## Work to be completed
The answer should be each line of the records that contains the word "name"; please copy them all.

○ ○ ○

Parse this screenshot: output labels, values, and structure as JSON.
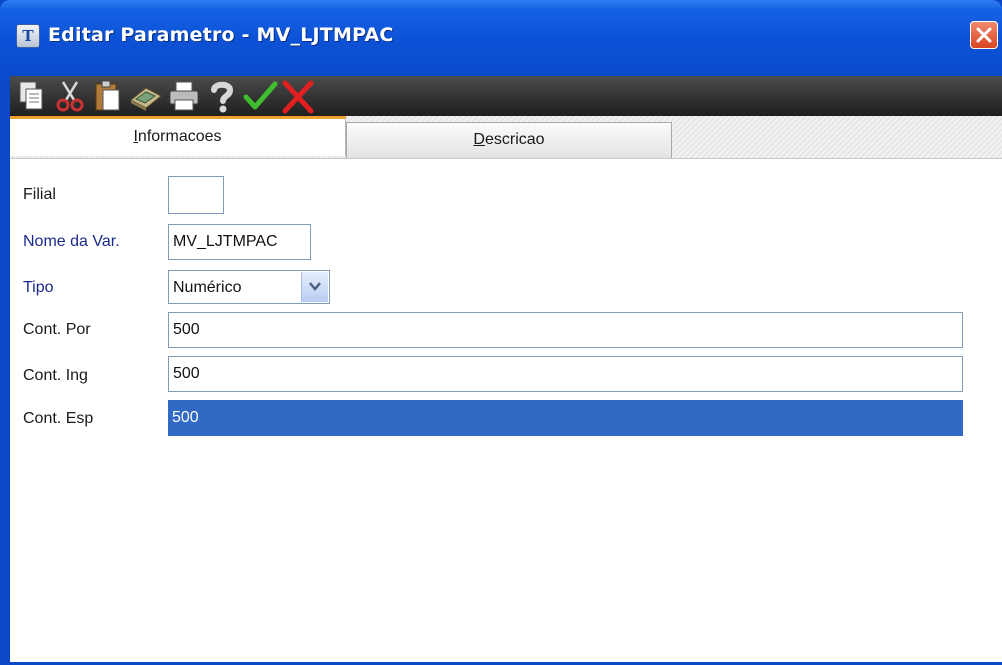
{
  "window": {
    "title": "Editar Parametro - MV_LJTMPAC",
    "app_icon_glyph": "T",
    "accent": "#0a48c8",
    "close_color": "#d7451f"
  },
  "toolbar": {
    "buttons": [
      {
        "name": "copy-icon"
      },
      {
        "name": "cut-icon"
      },
      {
        "name": "paste-icon"
      },
      {
        "name": "calculator-icon"
      },
      {
        "name": "print-icon"
      },
      {
        "name": "help-icon"
      },
      {
        "name": "confirm-check-icon"
      },
      {
        "name": "cancel-x-icon"
      }
    ]
  },
  "tabs": {
    "info": {
      "prefix": "",
      "underlined": "I",
      "rest": "nformacoes"
    },
    "desc": {
      "prefix": "",
      "underlined": "D",
      "rest": "escricao"
    }
  },
  "form": {
    "filial": {
      "label": "Filial",
      "value": ""
    },
    "nome_var": {
      "label": "Nome da Var.",
      "value": "MV_LJTMPAC"
    },
    "tipo": {
      "label": "Tipo",
      "value": "Numérico"
    },
    "cont_por": {
      "label": "Cont. Por",
      "value": "500"
    },
    "cont_ing": {
      "label": "Cont. Ing",
      "value": "500"
    },
    "cont_esp": {
      "label": "Cont. Esp",
      "value": "500"
    }
  },
  "colors": {
    "label_required": "#1d2a8c",
    "selection": "#316ac5",
    "active_tab_accent": "#f0a030"
  }
}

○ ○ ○

## Solution to the problem
        "name": "copy-icon"
        "name": "cut-icon"
        "name": "paste-icon"
        "name": "calculator-icon"
        "name": "print-icon"
        "name": "help-icon"
        "name": "confirm-check-icon"
        "name": "cancel-x-icon"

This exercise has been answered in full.